Work request – Return the whole listing exactly as written.

________________

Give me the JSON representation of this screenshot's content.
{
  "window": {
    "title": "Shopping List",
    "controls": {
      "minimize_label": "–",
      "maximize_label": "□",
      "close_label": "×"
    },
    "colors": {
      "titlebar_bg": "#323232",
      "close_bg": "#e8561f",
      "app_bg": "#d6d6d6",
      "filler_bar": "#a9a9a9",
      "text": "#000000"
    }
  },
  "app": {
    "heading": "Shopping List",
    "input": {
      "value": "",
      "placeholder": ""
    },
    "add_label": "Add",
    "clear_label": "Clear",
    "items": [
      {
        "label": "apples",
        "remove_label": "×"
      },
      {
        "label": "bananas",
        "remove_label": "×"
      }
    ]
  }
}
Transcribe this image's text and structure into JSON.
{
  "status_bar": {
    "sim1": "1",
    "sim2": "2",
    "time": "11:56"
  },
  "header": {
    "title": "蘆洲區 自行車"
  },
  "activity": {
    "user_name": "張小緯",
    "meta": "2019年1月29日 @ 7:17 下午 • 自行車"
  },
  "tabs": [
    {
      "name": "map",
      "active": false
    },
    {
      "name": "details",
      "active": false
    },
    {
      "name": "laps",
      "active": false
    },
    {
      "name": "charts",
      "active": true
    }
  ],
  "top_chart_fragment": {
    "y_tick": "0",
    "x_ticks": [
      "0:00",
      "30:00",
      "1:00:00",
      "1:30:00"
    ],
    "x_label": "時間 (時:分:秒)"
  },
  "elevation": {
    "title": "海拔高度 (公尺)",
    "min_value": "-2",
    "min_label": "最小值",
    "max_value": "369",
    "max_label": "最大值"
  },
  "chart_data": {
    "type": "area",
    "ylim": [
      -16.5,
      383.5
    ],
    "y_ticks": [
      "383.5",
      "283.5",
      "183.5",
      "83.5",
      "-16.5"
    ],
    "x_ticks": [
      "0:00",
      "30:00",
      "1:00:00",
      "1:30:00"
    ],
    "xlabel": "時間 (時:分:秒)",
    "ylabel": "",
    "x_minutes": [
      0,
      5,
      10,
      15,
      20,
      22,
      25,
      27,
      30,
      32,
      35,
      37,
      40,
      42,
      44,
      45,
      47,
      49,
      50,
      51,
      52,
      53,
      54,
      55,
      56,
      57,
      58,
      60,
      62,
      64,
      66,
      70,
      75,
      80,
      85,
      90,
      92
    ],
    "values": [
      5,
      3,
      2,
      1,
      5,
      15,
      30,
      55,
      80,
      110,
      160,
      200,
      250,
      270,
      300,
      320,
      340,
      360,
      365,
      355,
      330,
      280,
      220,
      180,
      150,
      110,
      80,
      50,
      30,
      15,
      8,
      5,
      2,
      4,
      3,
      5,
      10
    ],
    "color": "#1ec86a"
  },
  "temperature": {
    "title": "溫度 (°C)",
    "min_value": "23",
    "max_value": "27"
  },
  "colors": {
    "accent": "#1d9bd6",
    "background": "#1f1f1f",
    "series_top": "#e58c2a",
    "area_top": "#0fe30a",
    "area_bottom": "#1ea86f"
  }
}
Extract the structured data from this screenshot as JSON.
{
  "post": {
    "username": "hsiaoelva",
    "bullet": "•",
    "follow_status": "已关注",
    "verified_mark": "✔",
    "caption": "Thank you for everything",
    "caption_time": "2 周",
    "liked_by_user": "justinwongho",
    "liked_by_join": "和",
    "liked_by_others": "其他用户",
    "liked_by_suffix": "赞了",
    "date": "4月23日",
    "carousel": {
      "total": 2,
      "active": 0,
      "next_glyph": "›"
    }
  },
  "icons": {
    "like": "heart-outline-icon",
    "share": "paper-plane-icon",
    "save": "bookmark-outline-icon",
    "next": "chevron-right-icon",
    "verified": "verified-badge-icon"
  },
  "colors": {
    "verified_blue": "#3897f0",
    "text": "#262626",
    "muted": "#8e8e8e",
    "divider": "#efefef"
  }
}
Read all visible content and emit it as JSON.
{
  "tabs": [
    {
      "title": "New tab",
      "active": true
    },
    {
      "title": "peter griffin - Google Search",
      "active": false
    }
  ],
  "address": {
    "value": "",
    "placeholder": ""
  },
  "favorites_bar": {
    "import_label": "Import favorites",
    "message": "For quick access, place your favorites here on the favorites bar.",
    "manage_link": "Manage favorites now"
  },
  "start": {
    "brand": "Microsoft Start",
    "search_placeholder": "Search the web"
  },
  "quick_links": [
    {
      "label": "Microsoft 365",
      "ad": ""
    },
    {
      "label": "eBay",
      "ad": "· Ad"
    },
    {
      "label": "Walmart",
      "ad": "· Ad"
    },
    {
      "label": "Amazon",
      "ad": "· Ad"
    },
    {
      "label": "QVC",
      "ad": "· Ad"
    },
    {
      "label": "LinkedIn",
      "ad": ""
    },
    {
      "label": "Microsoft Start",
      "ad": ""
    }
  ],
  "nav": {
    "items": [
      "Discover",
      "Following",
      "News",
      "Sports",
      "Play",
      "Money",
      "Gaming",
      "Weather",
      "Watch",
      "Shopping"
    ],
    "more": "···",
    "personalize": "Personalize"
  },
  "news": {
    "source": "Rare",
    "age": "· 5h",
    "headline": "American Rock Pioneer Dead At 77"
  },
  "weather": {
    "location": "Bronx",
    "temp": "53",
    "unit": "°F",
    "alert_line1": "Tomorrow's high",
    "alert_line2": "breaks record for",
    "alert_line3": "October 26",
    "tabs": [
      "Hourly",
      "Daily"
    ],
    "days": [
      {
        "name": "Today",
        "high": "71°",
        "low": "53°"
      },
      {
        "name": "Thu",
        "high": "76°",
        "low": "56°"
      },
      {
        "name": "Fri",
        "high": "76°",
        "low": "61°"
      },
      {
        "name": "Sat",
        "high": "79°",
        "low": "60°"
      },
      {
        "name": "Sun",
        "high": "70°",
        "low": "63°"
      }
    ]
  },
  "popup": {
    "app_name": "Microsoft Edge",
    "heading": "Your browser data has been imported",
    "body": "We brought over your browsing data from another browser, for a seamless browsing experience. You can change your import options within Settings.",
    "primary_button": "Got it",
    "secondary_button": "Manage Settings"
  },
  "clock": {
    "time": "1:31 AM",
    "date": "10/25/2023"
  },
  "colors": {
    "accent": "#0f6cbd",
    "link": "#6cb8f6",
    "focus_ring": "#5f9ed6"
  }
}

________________

Task result –
Give me the JSON representation of this screenshot's content.
{
  "window": {
    "title": "Shopping List",
    "controls": {
      "minimize_label": "–",
      "maximize_label": "□",
      "close_label": "×"
    },
    "colors": {
      "titlebar_bg": "#323232",
      "close_bg": "#e8561f",
      "app_bg": "#d6d6d6",
      "filler_bar": "#a9a9a9",
      "text": "#000000"
    }
  },
  "app": {
    "heading": "Shopping List",
    "input": {
      "value": "",
      "placeholder": ""
    },
    "add_label": "Add",
    "clear_label": "Clear",
    "items": [
      {
        "label": "apples",
        "remove_label": "×"
      },
      {
        "label": "bananas",
        "remove_label": "×"
      }
    ]
  }
}
Transcribe this image's text and structure into JSON.
{
  "status_bar": {
    "sim1": "1",
    "sim2": "2",
    "time": "11:56"
  },
  "header": {
    "title": "蘆洲區 自行車"
  },
  "activity": {
    "user_name": "張小緯",
    "meta": "2019年1月29日 @ 7:17 下午 • 自行車"
  },
  "tabs": [
    {
      "name": "map",
      "active": false
    },
    {
      "name": "details",
      "active": false
    },
    {
      "name": "laps",
      "active": false
    },
    {
      "name": "charts",
      "active": true
    }
  ],
  "top_chart_fragment": {
    "y_tick": "0",
    "x_ticks": [
      "0:00",
      "30:00",
      "1:00:00",
      "1:30:00"
    ],
    "x_label": "時間 (時:分:秒)"
  },
  "elevation": {
    "title": "海拔高度 (公尺)",
    "min_value": "-2",
    "min_label": "最小值",
    "max_value": "369",
    "max_label": "最大值"
  },
  "chart_data": {
    "type": "area",
    "ylim": [
      -16.5,
      383.5
    ],
    "y_ticks": [
      "383.5",
      "283.5",
      "183.5",
      "83.5",
      "-16.5"
    ],
    "x_ticks": [
      "0:00",
      "30:00",
      "1:00:00",
      "1:30:00"
    ],
    "xlabel": "時間 (時:分:秒)",
    "ylabel": "",
    "x_minutes": [
      0,
      5,
      10,
      15,
      20,
      22,
      25,
      27,
      30,
      32,
      35,
      37,
      40,
      42,
      44,
      45,
      47,
      49,
      50,
      51,
      52,
      53,
      54,
      55,
      56,
      57,
      58,
      60,
      62,
      64,
      66,
      70,
      75,
      80,
      85,
      90,
      92
    ],
    "values": [
      5,
      3,
      2,
      1,
      5,
      15,
      30,
      55,
      80,
      110,
      160,
      200,
      250,
      270,
      300,
      320,
      340,
      360,
      365,
      355,
      330,
      280,
      220,
      180,
      150,
      110,
      80,
      50,
      30,
      15,
      8,
      5,
      2,
      4,
      3,
      5,
      10
    ],
    "color": "#1ec86a"
  },
  "temperature": {
    "title": "溫度 (°C)",
    "min_value": "23",
    "max_value": "27"
  },
  "colors": {
    "accent": "#1d9bd6",
    "background": "#1f1f1f",
    "series_top": "#e58c2a",
    "area_top": "#0fe30a",
    "area_bottom": "#1ea86f"
  }
}
Extract the structured data from this screenshot as JSON.
{
  "post": {
    "username": "hsiaoelva",
    "bullet": "•",
    "follow_status": "已关注",
    "verified_mark": "✔",
    "caption": "Thank you for everything",
    "caption_time": "2 周",
    "liked_by_user": "justinwongho",
    "liked_by_join": "和",
    "liked_by_others": "其他用户",
    "liked_by_suffix": "赞了",
    "date": "4月23日",
    "carousel": {
      "total": 2,
      "active": 0,
      "next_glyph": "›"
    }
  },
  "icons": {
    "like": "heart-outline-icon",
    "share": "paper-plane-icon",
    "save": "bookmark-outline-icon",
    "next": "chevron-right-icon",
    "verified": "verified-badge-icon"
  },
  "colors": {
    "verified_blue": "#3897f0",
    "text": "#262626",
    "muted": "#8e8e8e",
    "divider": "#efefef"
  }
}
Read all visible content and emit it as JSON.
{
  "tabs": [
    {
      "title": "New tab",
      "active": true
    },
    {
      "title": "peter griffin - Google Search",
      "active": false
    }
  ],
  "address": {
    "value": "",
    "placeholder": ""
  },
  "favorites_bar": {
    "import_label": "Import favorites",
    "message": "For quick access, place your favorites here on the favorites bar.",
    "manage_link": "Manage favorites now"
  },
  "start": {
    "brand": "Microsoft Start",
    "search_placeholder": "Search the web"
  },
  "quick_links": [
    {
      "label": "Microsoft 365",
      "ad": ""
    },
    {
      "label": "eBay",
      "ad": "· Ad"
    },
    {
      "label": "Walmart",
      "ad": "· Ad"
    },
    {
      "label": "Amazon",
      "ad": "· Ad"
    },
    {
      "label": "QVC",
      "ad": "· Ad"
    },
    {
      "label": "LinkedIn",
      "ad": ""
    },
    {
      "label": "Microsoft Start",
      "ad": ""
    }
  ],
  "nav": {
    "items": [
      "Discover",
      "Following",
      "News",
      "Sports",
      "Play",
      "Money",
      "Gaming",
      "Weather",
      "Watch",
      "Shopping"
    ],
    "more": "···",
    "personalize": "Personalize"
  },
  "news": {
    "source": "Rare",
    "age": "· 5h",
    "headline": "American Rock Pioneer Dead At 77"
  },
  "weather": {
    "location": "Bronx",
    "temp": "53",
    "unit": "°F",
    "alert_line1": "Tomorrow's high",
    "alert_line2": "breaks record for",
    "alert_line3": "October 26",
    "tabs": [
      "Hourly",
      "Daily"
    ],
    "days": [
      {
        "name": "Today",
        "high": "71°",
        "low": "53°"
      },
      {
        "name": "Thu",
        "high": "76°",
        "low": "56°"
      },
      {
        "name": "Fri",
        "high": "76°",
        "low": "61°"
      },
      {
        "name": "Sat",
        "high": "79°",
        "low": "60°"
      },
      {
        "name": "Sun",
        "high": "70°",
        "low": "63°"
      }
    ]
  },
  "popup": {
    "app_name": "Microsoft Edge",
    "heading": "Your browser data has been imported",
    "body": "We brought over your browsing data from another browser, for a seamless browsing experience. You can change your import options within Settings.",
    "primary_button": "Got it",
    "secondary_button": "Manage Settings"
  },
  "clock": {
    "time": "1:31 AM",
    "date": "10/25/2023"
  },
  "colors": {
    "accent": "#0f6cbd",
    "link": "#6cb8f6",
    "focus_ring": "#5f9ed6"
  }
}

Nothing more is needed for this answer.